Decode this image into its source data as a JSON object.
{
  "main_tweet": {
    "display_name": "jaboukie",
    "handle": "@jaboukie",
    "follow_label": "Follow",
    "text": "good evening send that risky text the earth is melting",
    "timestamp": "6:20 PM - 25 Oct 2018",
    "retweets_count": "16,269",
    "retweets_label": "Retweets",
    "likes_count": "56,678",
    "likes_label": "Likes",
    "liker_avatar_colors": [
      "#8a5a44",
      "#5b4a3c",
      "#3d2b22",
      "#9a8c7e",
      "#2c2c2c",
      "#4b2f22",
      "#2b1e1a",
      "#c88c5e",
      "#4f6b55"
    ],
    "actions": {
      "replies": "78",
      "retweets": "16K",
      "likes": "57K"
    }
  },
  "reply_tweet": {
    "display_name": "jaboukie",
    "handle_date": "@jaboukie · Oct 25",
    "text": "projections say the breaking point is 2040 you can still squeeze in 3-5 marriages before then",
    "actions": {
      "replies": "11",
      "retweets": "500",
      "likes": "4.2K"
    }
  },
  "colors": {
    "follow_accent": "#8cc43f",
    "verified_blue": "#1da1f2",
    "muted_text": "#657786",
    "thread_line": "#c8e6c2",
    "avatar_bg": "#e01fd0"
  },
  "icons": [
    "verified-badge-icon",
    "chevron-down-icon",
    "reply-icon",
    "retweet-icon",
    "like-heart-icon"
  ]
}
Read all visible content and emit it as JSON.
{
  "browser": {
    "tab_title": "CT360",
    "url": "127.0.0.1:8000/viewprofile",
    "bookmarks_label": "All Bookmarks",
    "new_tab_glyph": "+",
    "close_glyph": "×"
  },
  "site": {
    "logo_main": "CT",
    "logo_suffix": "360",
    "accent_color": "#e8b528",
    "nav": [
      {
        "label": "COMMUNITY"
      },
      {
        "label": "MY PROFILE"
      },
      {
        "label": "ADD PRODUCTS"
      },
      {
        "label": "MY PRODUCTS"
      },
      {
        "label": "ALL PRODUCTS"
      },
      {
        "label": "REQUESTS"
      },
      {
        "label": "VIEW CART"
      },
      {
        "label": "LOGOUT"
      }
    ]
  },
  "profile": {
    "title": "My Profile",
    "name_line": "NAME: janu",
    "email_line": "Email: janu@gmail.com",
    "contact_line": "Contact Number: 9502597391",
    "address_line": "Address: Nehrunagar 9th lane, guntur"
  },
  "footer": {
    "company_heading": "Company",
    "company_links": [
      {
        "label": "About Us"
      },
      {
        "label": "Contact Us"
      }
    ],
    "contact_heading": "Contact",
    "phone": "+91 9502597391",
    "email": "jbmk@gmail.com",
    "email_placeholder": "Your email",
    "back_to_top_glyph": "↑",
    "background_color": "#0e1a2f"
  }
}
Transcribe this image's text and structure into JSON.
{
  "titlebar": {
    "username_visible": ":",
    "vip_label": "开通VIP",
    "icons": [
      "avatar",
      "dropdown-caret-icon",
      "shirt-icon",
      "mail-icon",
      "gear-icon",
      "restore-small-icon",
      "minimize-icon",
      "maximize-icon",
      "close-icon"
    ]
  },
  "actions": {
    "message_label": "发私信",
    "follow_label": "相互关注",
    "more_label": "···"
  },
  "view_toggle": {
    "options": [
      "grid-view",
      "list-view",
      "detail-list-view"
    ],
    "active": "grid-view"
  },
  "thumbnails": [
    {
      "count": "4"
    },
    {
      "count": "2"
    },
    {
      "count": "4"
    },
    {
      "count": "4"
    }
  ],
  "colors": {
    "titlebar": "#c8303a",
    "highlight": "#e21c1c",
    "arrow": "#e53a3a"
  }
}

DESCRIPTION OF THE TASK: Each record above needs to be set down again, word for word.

SOLUTION FOR THIS PROBLEM:
Decode this image into its source data as a JSON object.
{
  "main_tweet": {
    "display_name": "jaboukie",
    "handle": "@jaboukie",
    "follow_label": "Follow",
    "text": "good evening send that risky text the earth is melting",
    "timestamp": "6:20 PM - 25 Oct 2018",
    "retweets_count": "16,269",
    "retweets_label": "Retweets",
    "likes_count": "56,678",
    "likes_label": "Likes",
    "liker_avatar_colors": [
      "#8a5a44",
      "#5b4a3c",
      "#3d2b22",
      "#9a8c7e",
      "#2c2c2c",
      "#4b2f22",
      "#2b1e1a",
      "#c88c5e",
      "#4f6b55"
    ],
    "actions": {
      "replies": "78",
      "retweets": "16K",
      "likes": "57K"
    }
  },
  "reply_tweet": {
    "display_name": "jaboukie",
    "handle_date": "@jaboukie · Oct 25",
    "text": "projections say the breaking point is 2040 you can still squeeze in 3-5 marriages before then",
    "actions": {
      "replies": "11",
      "retweets": "500",
      "likes": "4.2K"
    }
  },
  "colors": {
    "follow_accent": "#8cc43f",
    "verified_blue": "#1da1f2",
    "muted_text": "#657786",
    "thread_line": "#c8e6c2",
    "avatar_bg": "#e01fd0"
  },
  "icons": [
    "verified-badge-icon",
    "chevron-down-icon",
    "reply-icon",
    "retweet-icon",
    "like-heart-icon"
  ]
}
Read all visible content and emit it as JSON.
{
  "browser": {
    "tab_title": "CT360",
    "url": "127.0.0.1:8000/viewprofile",
    "bookmarks_label": "All Bookmarks",
    "new_tab_glyph": "+",
    "close_glyph": "×"
  },
  "site": {
    "logo_main": "CT",
    "logo_suffix": "360",
    "accent_color": "#e8b528",
    "nav": [
      {
        "label": "COMMUNITY"
      },
      {
        "label": "MY PROFILE"
      },
      {
        "label": "ADD PRODUCTS"
      },
      {
        "label": "MY PRODUCTS"
      },
      {
        "label": "ALL PRODUCTS"
      },
      {
        "label": "REQUESTS"
      },
      {
        "label": "VIEW CART"
      },
      {
        "label": "LOGOUT"
      }
    ]
  },
  "profile": {
    "title": "My Profile",
    "name_line": "NAME: janu",
    "email_line": "Email: janu@gmail.com",
    "contact_line": "Contact Number: 9502597391",
    "address_line": "Address: Nehrunagar 9th lane, guntur"
  },
  "footer": {
    "company_heading": "Company",
    "company_links": [
      {
        "label": "About Us"
      },
      {
        "label": "Contact Us"
      }
    ],
    "contact_heading": "Contact",
    "phone": "+91 9502597391",
    "email": "jbmk@gmail.com",
    "email_placeholder": "Your email",
    "back_to_top_glyph": "↑",
    "background_color": "#0e1a2f"
  }
}
Transcribe this image's text and structure into JSON.
{
  "titlebar": {
    "username_visible": ":",
    "vip_label": "开通VIP",
    "icons": [
      "avatar",
      "dropdown-caret-icon",
      "shirt-icon",
      "mail-icon",
      "gear-icon",
      "restore-small-icon",
      "minimize-icon",
      "maximize-icon",
      "close-icon"
    ]
  },
  "actions": {
    "message_label": "发私信",
    "follow_label": "相互关注",
    "more_label": "···"
  },
  "view_toggle": {
    "options": [
      "grid-view",
      "list-view",
      "detail-list-view"
    ],
    "active": "grid-view"
  },
  "thumbnails": [
    {
      "count": "4"
    },
    {
      "count": "2"
    },
    {
      "count": "4"
    },
    {
      "count": "4"
    }
  ],
  "colors": {
    "titlebar": "#c8303a",
    "highlight": "#e21c1c",
    "arrow": "#e53a3a"
  }
}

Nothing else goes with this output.